Data supplied section start

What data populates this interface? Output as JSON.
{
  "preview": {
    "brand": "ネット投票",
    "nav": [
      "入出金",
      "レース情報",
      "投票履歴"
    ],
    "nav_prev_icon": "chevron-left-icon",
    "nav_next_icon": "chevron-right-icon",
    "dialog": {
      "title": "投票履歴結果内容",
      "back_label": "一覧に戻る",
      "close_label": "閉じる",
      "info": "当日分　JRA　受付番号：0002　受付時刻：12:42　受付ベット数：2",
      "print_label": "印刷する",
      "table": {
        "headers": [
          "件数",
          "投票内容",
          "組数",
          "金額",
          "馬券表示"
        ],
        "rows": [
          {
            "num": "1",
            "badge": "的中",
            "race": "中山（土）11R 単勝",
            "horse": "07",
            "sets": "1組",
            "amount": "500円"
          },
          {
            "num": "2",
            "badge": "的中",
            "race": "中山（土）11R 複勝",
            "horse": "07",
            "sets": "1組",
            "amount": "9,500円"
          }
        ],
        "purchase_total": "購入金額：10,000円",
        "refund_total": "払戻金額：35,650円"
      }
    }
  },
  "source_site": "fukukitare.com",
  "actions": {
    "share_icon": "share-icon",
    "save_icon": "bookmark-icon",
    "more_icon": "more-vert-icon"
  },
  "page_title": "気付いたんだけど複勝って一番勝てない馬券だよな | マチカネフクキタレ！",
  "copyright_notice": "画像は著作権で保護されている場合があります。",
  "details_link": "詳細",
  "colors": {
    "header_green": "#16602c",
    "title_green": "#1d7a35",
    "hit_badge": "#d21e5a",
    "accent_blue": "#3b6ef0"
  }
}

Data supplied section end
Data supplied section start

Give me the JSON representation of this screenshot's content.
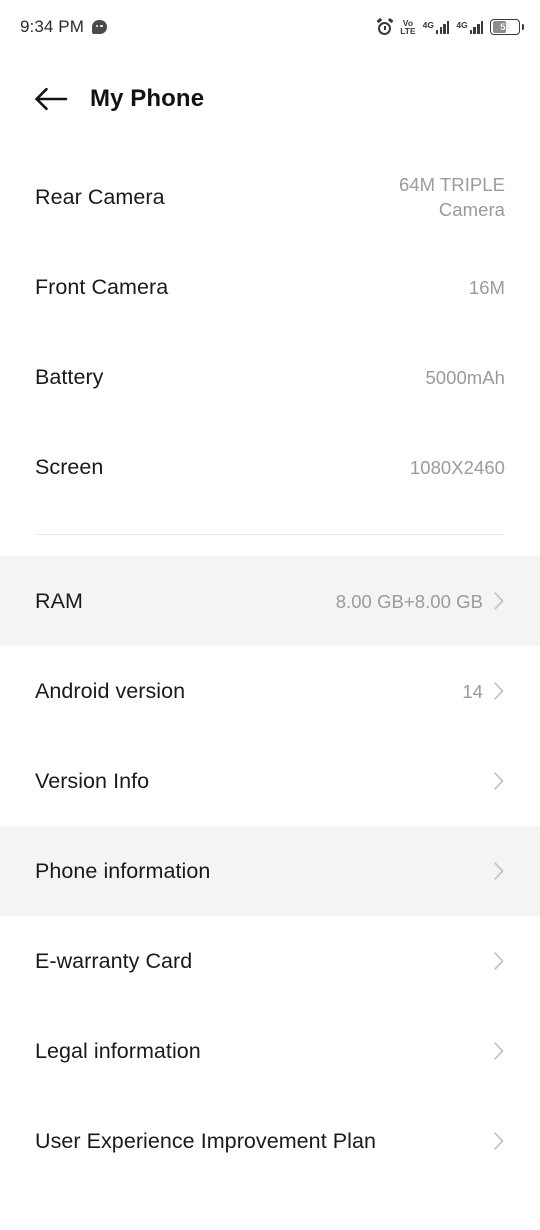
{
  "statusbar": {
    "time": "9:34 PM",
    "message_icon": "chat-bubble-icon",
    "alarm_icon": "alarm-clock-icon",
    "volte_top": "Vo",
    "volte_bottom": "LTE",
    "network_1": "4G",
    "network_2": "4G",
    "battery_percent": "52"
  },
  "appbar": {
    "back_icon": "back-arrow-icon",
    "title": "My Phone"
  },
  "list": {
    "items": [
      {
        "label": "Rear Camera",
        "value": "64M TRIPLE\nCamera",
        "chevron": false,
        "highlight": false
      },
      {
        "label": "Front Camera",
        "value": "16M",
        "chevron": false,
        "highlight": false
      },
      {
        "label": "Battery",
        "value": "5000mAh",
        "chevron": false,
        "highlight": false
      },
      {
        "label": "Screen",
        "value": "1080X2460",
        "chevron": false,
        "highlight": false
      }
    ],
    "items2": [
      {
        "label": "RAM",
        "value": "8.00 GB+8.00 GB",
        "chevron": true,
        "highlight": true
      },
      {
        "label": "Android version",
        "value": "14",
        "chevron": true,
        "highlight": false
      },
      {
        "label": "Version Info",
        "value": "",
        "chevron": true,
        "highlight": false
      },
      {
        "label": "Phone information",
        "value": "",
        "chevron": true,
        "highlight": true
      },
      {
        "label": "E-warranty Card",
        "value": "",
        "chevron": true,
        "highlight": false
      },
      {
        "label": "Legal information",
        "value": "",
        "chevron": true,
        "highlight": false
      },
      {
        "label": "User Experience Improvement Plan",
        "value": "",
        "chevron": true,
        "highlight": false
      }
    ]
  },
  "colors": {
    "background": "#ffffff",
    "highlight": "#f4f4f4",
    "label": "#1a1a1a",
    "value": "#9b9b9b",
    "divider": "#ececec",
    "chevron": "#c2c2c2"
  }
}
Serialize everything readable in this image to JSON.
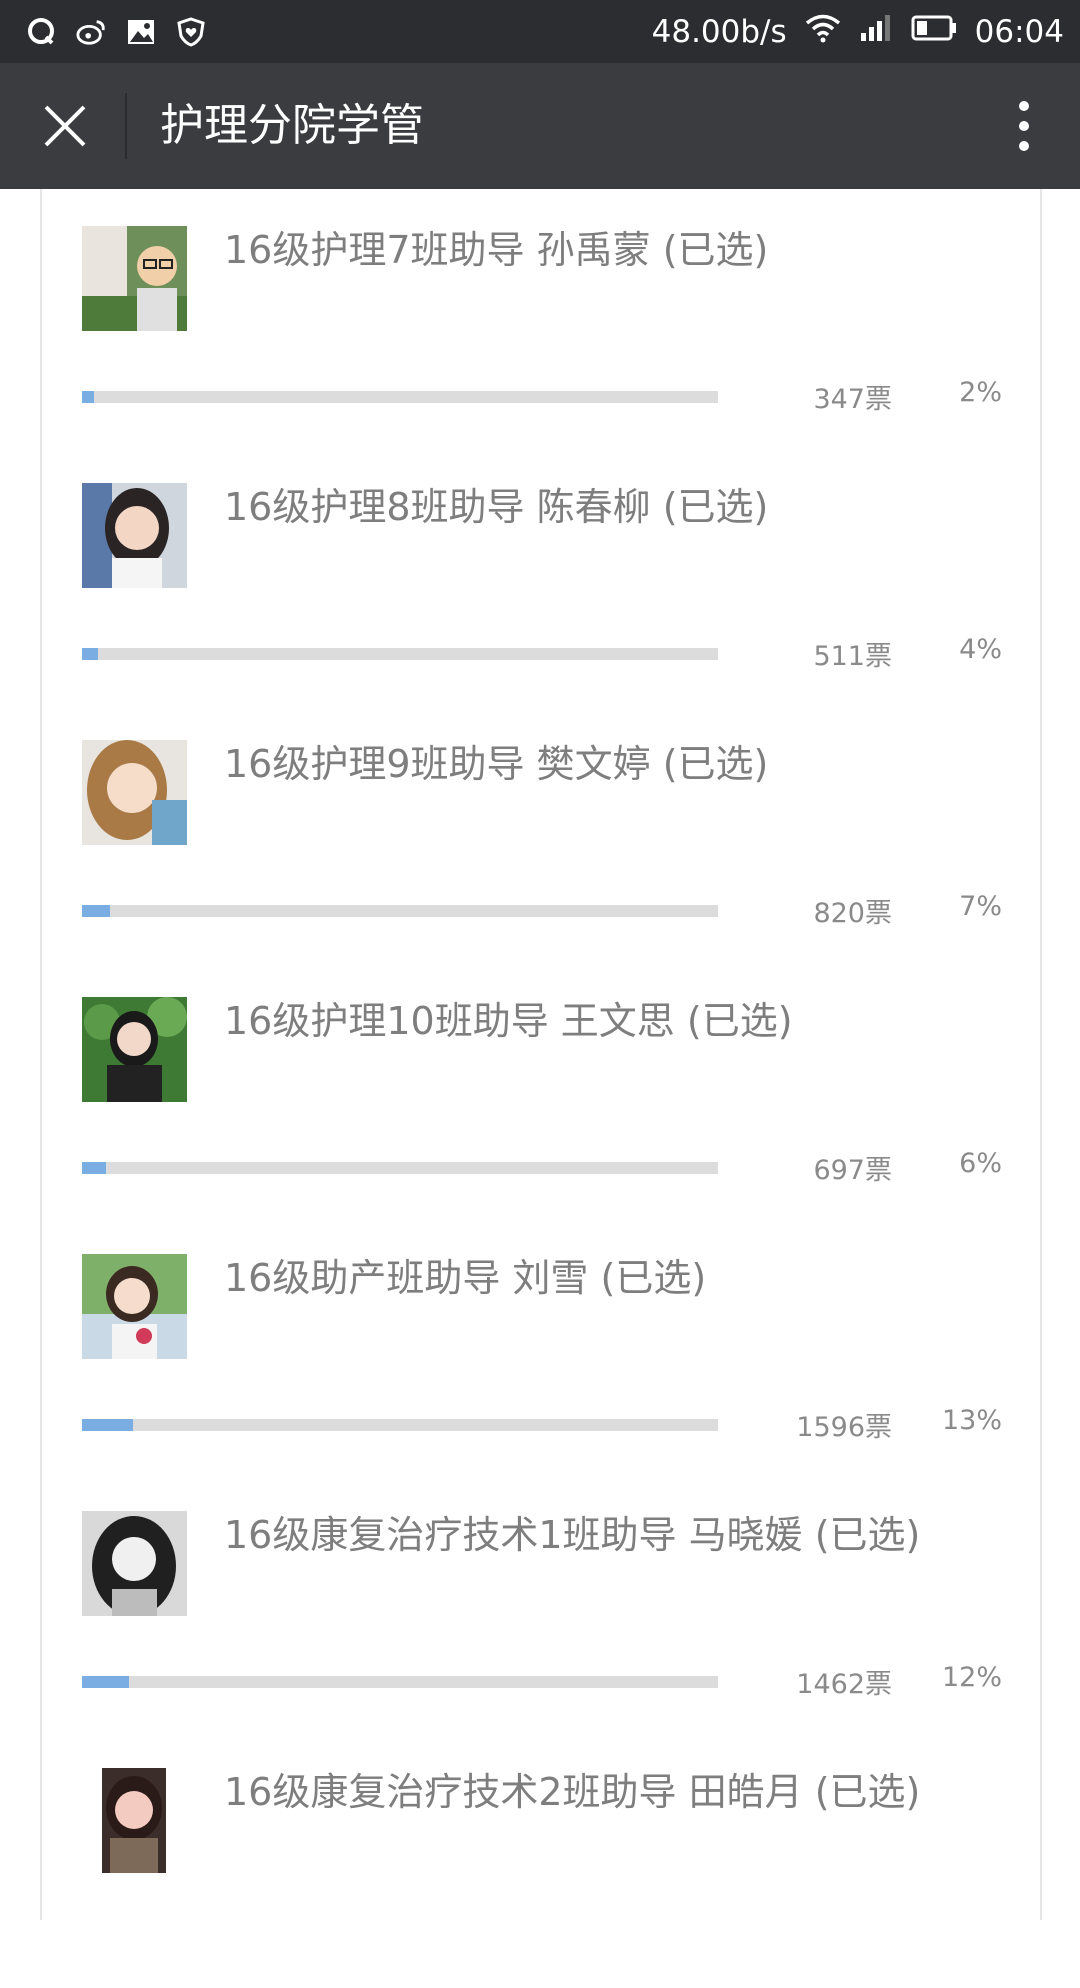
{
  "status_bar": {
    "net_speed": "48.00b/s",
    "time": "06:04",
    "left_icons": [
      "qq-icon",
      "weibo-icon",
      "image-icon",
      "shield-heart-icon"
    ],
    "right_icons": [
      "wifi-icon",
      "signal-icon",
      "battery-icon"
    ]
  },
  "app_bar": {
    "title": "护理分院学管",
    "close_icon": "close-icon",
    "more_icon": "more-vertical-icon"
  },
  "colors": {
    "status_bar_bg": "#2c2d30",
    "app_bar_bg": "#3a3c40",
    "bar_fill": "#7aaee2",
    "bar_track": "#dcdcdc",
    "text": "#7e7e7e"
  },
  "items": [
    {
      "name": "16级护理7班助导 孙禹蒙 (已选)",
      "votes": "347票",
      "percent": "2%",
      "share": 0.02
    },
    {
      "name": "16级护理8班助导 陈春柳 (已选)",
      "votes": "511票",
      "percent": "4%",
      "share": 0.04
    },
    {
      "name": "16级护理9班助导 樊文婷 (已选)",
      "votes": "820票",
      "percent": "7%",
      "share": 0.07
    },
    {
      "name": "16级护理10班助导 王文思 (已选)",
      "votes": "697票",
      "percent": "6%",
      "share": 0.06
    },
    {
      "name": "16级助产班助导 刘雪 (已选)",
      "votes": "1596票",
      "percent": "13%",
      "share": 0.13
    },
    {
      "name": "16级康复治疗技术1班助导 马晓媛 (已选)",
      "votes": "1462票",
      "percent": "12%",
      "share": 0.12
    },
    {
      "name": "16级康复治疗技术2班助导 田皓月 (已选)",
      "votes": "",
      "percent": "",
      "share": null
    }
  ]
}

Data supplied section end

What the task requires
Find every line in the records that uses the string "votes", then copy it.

Response to the exercise
      "votes": "347票",
      "votes": "511票",
      "votes": "820票",
      "votes": "697票",
      "votes": "1596票",
      "votes": "1462票",
      "votes": "",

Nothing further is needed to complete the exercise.